CSS3 Good Times


CSS3 is here! Well, kind of. Although the new specification is not yet finished, there have been some impressive improvements.

The third generation of CSS standards from the W3C, CSS3 has already delivered its promise of making common layout effects easier to implement. However, its one major problem lies in its browser support.

Web developers and designers will be excited at this evolution of CSS as they can produce rounded corners, embed non web-based fonts, and create transformations and animations without losing touch of code semantics and having to rely on JavaScript.

The list of things that CSS3 can do is open-ended. In March, there were two new rules added, with the promise of more coming. CSS3 could be the ultimate package when completed.

Of course, the browser issues are still ongoing, Microsoft’s Internet Explorer is resistant to change and Opera just seem to be a bit behind, but it is their users that are missing out. Another benefit of CSS3 is that the code doesn’t need to be adapted for these browsers; if done right, users just won’t be able to see the gradients or the drop shadows, but the site itself won’t look like there is anything out of place.


Ben MacGowan, Creative Jar’s Front End Web Developer, commented; “CSS3 will change the way developers work, we can develop designs quicker and easier. I am looking forward to utilising these new features and creating a slicker user experience.” Ben has a few of his own CSS3 favourites, here are his top three:

Rounded Corners

Previously, to get rounded corners, a developer would need four separate images of the corners, bloated html and large amounts of CSS. With CSS3 there are two lines of html and one line of CSS, plus no images.

Font Embedding (Font-face)

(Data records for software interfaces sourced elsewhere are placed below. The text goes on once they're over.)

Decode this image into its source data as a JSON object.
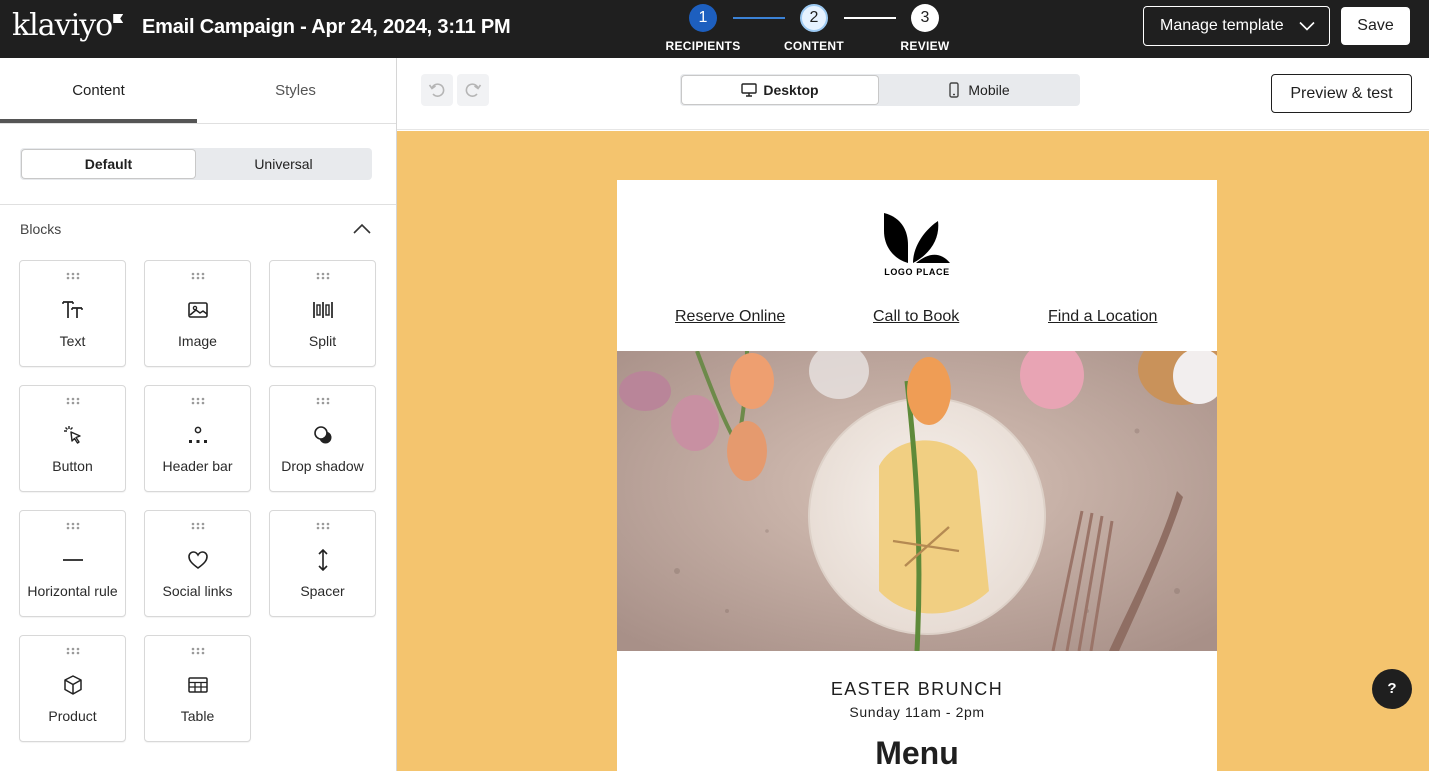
{
  "header": {
    "brand": "klaviyo",
    "campaign_title": "Email Campaign - Apr 24, 2024, 3:11 PM",
    "steps": [
      {
        "number": "1",
        "label": "RECIPIENTS"
      },
      {
        "number": "2",
        "label": "CONTENT"
      },
      {
        "number": "3",
        "label": "REVIEW"
      }
    ],
    "manage_template_label": "Manage template",
    "save_label": "Save"
  },
  "sidebar": {
    "tabs": [
      {
        "label": "Content",
        "active": true
      },
      {
        "label": "Styles",
        "active": false
      }
    ],
    "segment": [
      {
        "label": "Default",
        "active": true
      },
      {
        "label": "Universal",
        "active": false
      }
    ],
    "blocks_title": "Blocks",
    "blocks": [
      {
        "label": "Text",
        "icon": "text-icon"
      },
      {
        "label": "Image",
        "icon": "image-icon"
      },
      {
        "label": "Split",
        "icon": "split-icon"
      },
      {
        "label": "Button",
        "icon": "button-icon"
      },
      {
        "label": "Header bar",
        "icon": "header-bar-icon"
      },
      {
        "label": "Drop shadow",
        "icon": "drop-shadow-icon"
      },
      {
        "label": "Horizontal rule",
        "icon": "horizontal-rule-icon"
      },
      {
        "label": "Social links",
        "icon": "heart-icon"
      },
      {
        "label": "Spacer",
        "icon": "spacer-icon"
      },
      {
        "label": "Product",
        "icon": "product-icon"
      },
      {
        "label": "Table",
        "icon": "table-icon"
      }
    ]
  },
  "toolbar": {
    "device_options": [
      {
        "label": "Desktop",
        "active": true
      },
      {
        "label": "Mobile",
        "active": false
      }
    ],
    "preview_label": "Preview & test"
  },
  "email": {
    "logo_text": "LOGO PLACE",
    "nav_links": [
      "Reserve Online",
      "Call to Book",
      "Find a Location"
    ],
    "event_title": "EASTER BRUNCH",
    "event_time": "Sunday 11am - 2pm",
    "menu_heading": "Menu"
  },
  "help_label": "?",
  "colors": {
    "topbar": "#1f1f1f",
    "active_step": "#1d5fbf",
    "canvas_background": "#f4c46e",
    "hero_background": "#c9b2a7"
  }
}
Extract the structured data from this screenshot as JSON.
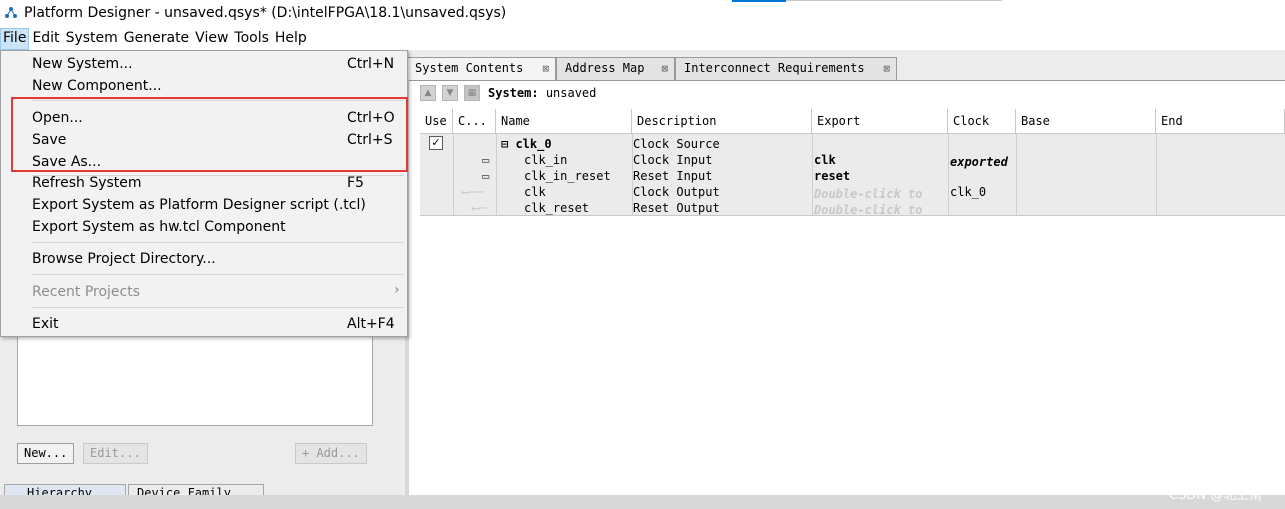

Long overdue, CSS3 has finally freed developers from the shackles of web-safe fonts. Of course, developers will still need to make sure that the font license allows embedding. But, when they do, it is so easy to embed; just upload the font file to your server, then embed it using little amounts of code. Simple!

Drop Shadows

Applicable to both text and box elements, there is less imagery required and sites can emphasise whatever they choose. All you need to add a drop shadow to a container, for example:

.container { box-shadow: 1px 1px 5px #000 }

Although there is more CSS3 support on its way, Ben believes that “we shouldn’t wait for the extra support, use what has already been developed and start seeing the benefits of easier implementation”.

As Andy Clark, author and speaker of Designing with CSS, said; “Build from the skies down, not the ground up”. Internet Explorer and Opera will improve and adapt in the future, but don’t wait for that day, developers should start expressing themselves now!

Comments are closed.